Getting the Software
As I mentioned earlier you will need the Cybiko SDK(Mirror) as well as the RFTerm app(Mirror) and the comport.dl driver(Mirror). The Cybiko SDK can be installed normally on your Windows computer while
ComPort.dl need to be extracted from their respective zip archives.
Hooking the Cybiko up to the computer is incredibly easy whether you are using the USB to serial adapter or not. If you are using the USB to serial adapter, inserting it into your computer (with or without the Cybiko attached) should have it show up as a COM device the same way you might see a physical serial port. Mine identifies as
COM3 in Device Manager.
The Cybiko SDK installs an application called Cybiko Console that you should now load up. On the menu bar, you can click on
Port to select your device (
COM3 in my case).
With the Cybiko connected at this stage, it can then be powered up and the console will display boot-time messages! Now, press the
Send button in Cybiko Console and select both
ComPort.dl to be sent to the device. You should get two success messages in the console when the transfers are finished. If a transfer fails, check the storage of your Cybiko as you may have to delete applications or other data to free up space.

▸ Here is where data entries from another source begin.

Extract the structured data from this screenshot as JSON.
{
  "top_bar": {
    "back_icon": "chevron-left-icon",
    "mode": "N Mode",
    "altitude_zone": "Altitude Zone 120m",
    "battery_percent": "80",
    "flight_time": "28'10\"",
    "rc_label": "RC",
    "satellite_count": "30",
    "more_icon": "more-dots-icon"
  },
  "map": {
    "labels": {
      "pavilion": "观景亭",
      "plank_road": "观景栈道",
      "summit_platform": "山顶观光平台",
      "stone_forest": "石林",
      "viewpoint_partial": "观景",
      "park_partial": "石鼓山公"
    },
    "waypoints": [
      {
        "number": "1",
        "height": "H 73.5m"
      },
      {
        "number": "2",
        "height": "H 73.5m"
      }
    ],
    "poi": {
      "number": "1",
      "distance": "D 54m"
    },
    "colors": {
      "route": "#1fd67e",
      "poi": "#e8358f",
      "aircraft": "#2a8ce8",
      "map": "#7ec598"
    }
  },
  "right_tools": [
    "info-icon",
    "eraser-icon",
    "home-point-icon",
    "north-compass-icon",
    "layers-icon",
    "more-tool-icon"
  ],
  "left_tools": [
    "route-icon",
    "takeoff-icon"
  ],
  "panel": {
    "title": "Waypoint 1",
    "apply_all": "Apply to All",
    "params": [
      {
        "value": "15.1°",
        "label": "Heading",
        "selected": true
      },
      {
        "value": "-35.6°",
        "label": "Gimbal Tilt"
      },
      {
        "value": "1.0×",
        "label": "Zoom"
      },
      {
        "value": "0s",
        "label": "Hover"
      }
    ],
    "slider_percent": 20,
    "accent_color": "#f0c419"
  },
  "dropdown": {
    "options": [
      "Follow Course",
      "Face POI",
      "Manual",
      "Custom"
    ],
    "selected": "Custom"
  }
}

Using the Terminal
The RFTerm application is meant to act as a terminal when either directly wired to a device or wirelessly connected to a second Cybiko running the Serial Relay application. For this write-up, we will have a wired connection to the device we want to access, but if you have a second Cybiko you may want to set it up as a relay so you can access your device wirelessly.
At this point, make sure that your Cybiko is attached to the target machine via the PC cable. Your target machine should be on, and you can go ahead and power on the Cybiko. Navigate to the Applications menu on the Cybiko and select RFTerm. Note: The Cybiko is something of a smeary, blurry mess so hopefully the below images are somewhat readable.
After RFTerm has loaded, press
Fn-Enter to check options. Make sure that
Tx/Rx Type is set to
Now move down to
Serial Settings and make sure that these settings match what the device you are connecting to expects. As you can see, I am connecting at 9600 baud with eight data bits, one stop bit, and no parity or handshake:
After verifying, press
ESC to get back to the main (blank) screen and press
Enter a few times to get some output from your device. If all went well, you should see some text on the console and be able to interact!
From here you should be able to communicate with the machine as though you were sitting at it. You can log in and send it some commands:
At this point you should be successfully communicating with something via a Cybiko! There are a lot of options within RFTerm, so you may want to consult the documentation if you run into trouble or have a more complex use-case, http://www.dbzoo.com/cybiko/rfterm.
Is this all particularly practical? Of course not, but worst case scenario you now have a candy-colored pocket-sized terminal for when all else has failed you–perfect for when you are scavenging the dystopian wasteland!